Some lines in the listing below may include the string "icon". How many are there? Give only the number.

§ DATA SUPPLIED:
Start of Block
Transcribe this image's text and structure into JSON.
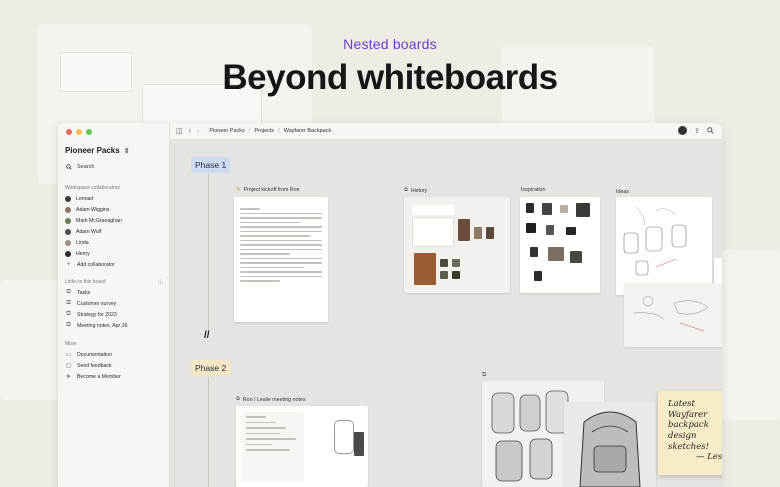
{
  "hero": {
    "eyebrow": "Nested boards",
    "headline": "Beyond whiteboards"
  },
  "colors": {
    "accent": "#6b3fd4",
    "phase1_bg": "#cfdaf0",
    "phase2_bg": "#f6e8c4",
    "sticky_bg": "#f6ecc8"
  },
  "sidebar": {
    "workspace": "Pioneer Packs",
    "search_label": "Search",
    "collaborators_heading": "Workspace collaborators",
    "collaborators": [
      {
        "name": "Lennart"
      },
      {
        "name": "Adam Wiggins"
      },
      {
        "name": "Mark McGranaghan"
      },
      {
        "name": "Adam Wulf"
      },
      {
        "name": "Linda"
      },
      {
        "name": "Henry"
      }
    ],
    "add_collaborator": "Add collaborator",
    "links_heading": "Links to this board",
    "links": [
      {
        "label": "Tasks"
      },
      {
        "label": "Customer survey"
      },
      {
        "label": "Strategy for 2023"
      },
      {
        "label": "Meeting notes, Apr 26"
      }
    ],
    "more_heading": "More",
    "more": [
      {
        "label": "Documentation",
        "icon": "book-icon"
      },
      {
        "label": "Send feedback",
        "icon": "feedback-icon"
      },
      {
        "label": "Become a Member",
        "icon": "member-icon"
      }
    ]
  },
  "toolbar": {
    "breadcrumbs": [
      "Pioneer Packs",
      "Projects",
      "Wayfarer Backpack"
    ]
  },
  "canvas": {
    "phase1_label": "Phase 1",
    "phase2_label": "Phase 2",
    "cards": {
      "kickoff_title": "Project kickoff from Ron",
      "history_title": "History",
      "inspiration_title": "Inspiration",
      "ideas_title": "Ideas",
      "meeting_title": "Ron / Leslie meeting notes"
    },
    "slash": "//",
    "sticky": {
      "lines": [
        "Latest Wayfarer",
        "backpack",
        "design sketches!"
      ],
      "signature": "— Leslie"
    }
  }
}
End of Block
§ EXPECTED OUTPUT: 3